Affordable Care Act
I penned an article last year admitting my procrastination in beefing up my knowledge of the provisions associated with ACA, but like many in our field, I’ve been reading, researching, and cramming on ACA since that time. Like most new laws affecting the taxpaying public, there are always planning opportunities as well as head-scratching moments. Well, I’m here to tell you that ACA is laced with myriad minefields, and the provisions are so far-reaching and dense, comprehension is daunting.
I’m going to attempt to provide a Cliff Notes version of some of the scarier provisions over the next several articles, but if you haven’t taken the time to research ACA and how it will affect you and your clients, you’d best get to it now.
Employee Payment Plans
(Author’s Note: be sure to see “The Gift” at the end of this article before committing hari-kari.)
While many small employers have shunned the cost and unwieldy administration of health plans altogether, another subset of employers have engaged in a plan allowing employees to obtain their own insurance only to be reimbursed by the employer. Simply put, the employee obtains coverage of his or her choice, provides proof of coverage to the employer, and the employer reimburses the employee for the premiums or pays the premiums directly for that employee. The employer deducts the costs as insurance expense, while the employee is not subject to taxable income under the provisions of IRS Revenue Ruling 61-146. These are widely known as Employee Payment Plans (EPPs). In our practice, we’ve seen a variety of these types of plans through the years.
Well, with the advent of ACA, EPPs now represent one of the ugliest penalty minefields within the Act. While a reading of the Act itself does not directly address EPPs, the IRS issued Notice 2013-54 in late 2013 indicating EPPs will not fulfill the requirements of ACA because they are considered to impose an annual limit regarding the cost of the market coverage for the individual. Basically, the technical interpretation said EPPs violate the spirit of the law.

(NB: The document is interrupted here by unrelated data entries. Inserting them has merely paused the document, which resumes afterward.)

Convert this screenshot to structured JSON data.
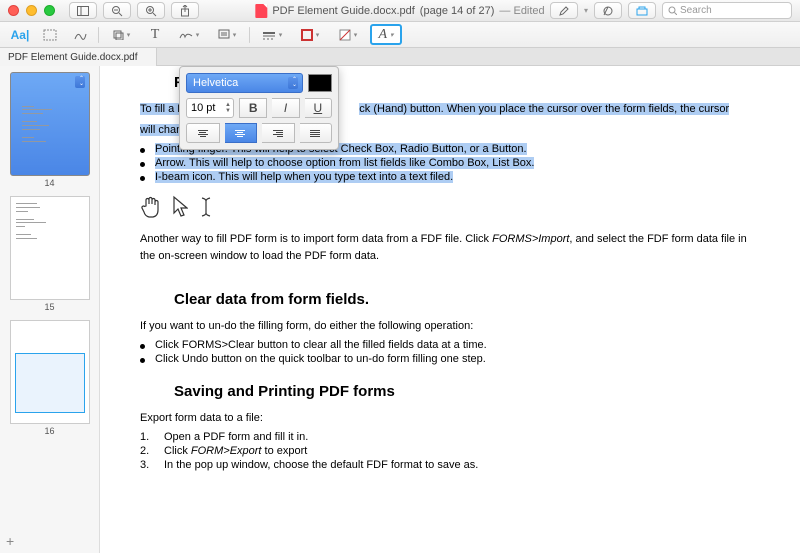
{
  "title": {
    "filename": "PDF Element Guide.docx.pdf",
    "pager": "(page 14 of 27)",
    "status": "— Edited"
  },
  "tab": {
    "label": "PDF Element Guide.docx.pdf"
  },
  "search": {
    "placeholder": "Search"
  },
  "thumbs": {
    "p14": "14",
    "p15": "15",
    "p16": "16"
  },
  "popover": {
    "font": "Helvetica",
    "size": "10 pt",
    "bold": "B",
    "italic": "I",
    "underline": "U"
  },
  "doc": {
    "h_fill": "Fill",
    "p1a": "To fill a PDF",
    "p1b": "ck (Hand) button. When you place the cursor over the form fields, the cursor",
    "p1c": "will change t",
    "b1": "Pointing finger. This will help to select Check Box, Radio Button, or a Button.",
    "b2": "Arrow. This will help to choose option from list fields like Combo Box, List Box.",
    "b3": "I-beam icon. This will help when you type text into a text filed.",
    "p2a": "Another way to fill PDF form is to import form data from a FDF file. Click ",
    "p2b": "FORMS>Import",
    "p2c": ", and select the FDF form data file in the on-screen window to load the PDF form data.",
    "h_clear": "Clear data from form fields.",
    "p3": "If you want to un-do the filling form, do either the following operation:",
    "c1": "Click FORMS>Clear button to clear all the filled fields data at a time.",
    "c2": "Click Undo button on the quick toolbar to un-do form filling one step.",
    "h_save": "Saving and Printing PDF forms",
    "p4": "Export form data to a file:",
    "n1": "Open a PDF form and fill it in.",
    "n2a": "Click ",
    "n2b": "FORM>Export",
    "n2c": " to export",
    "n3": "In the pop up window, choose the default FDF format to save as."
  }
}
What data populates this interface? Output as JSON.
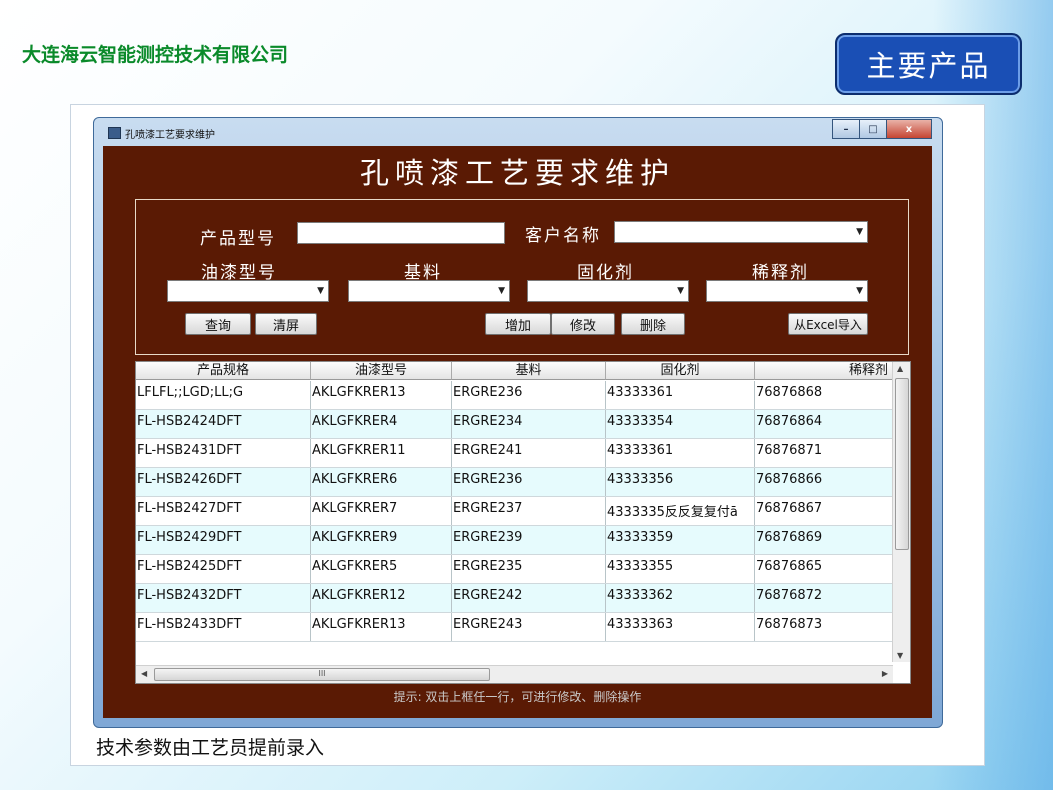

If you, as an employer, operated under an EPP in 2014, you need to get yourself into damage control mode immediately. Under ACA, EPPs are forbidden, and they are forbidden with a heavy hand. Beginning January 1, 2014, an employer is subject to a $100 per day/per employee penalty for continuing to use an EPP (§ 4980D). Do the math! If you were unaware of this provision in ACA, and you reimbursed your employees under an EPP for 2014, you’re staring at a potential penalty of $36,500 per employee ($100 per day x 365 days).
There are currently three available options to avoid this onerous penalty in the future: 1) establish a group plan satisfying the requirements of ACA, 2) provide raises to your employees in place of the premium reimbursements, or 3) do away with employer-provided health coverage (assuming you’re not required to provide it under ACA). Obviously, if an employer is predisposed to EPPs, option 2 is the more viable proposal.
During the research and writing of this article, the Service issued Notice 2015-17 providing relief to employers utilizing EPPs for all of 2014 and up through June 30, 2015 for employers with less than 50 full-time employees (or equivalents). So, most small businesses that used EPPs in 2014 will get a pass, but don’t expect another one. Review your options and make some changes now.
This is sure to get more press as horror stories emerge. For instance, an employer with 50 or more full-time employees (or equivalents) will be facing dark days if they utilized an EPP in 2014. If you’ve not done the math, an employer providing an EPP to 50 employees in 2014 could face a penalty of $1.8 million! Now, instead of looking for a tax attorney, we’re looking for a bankruptcy attorney.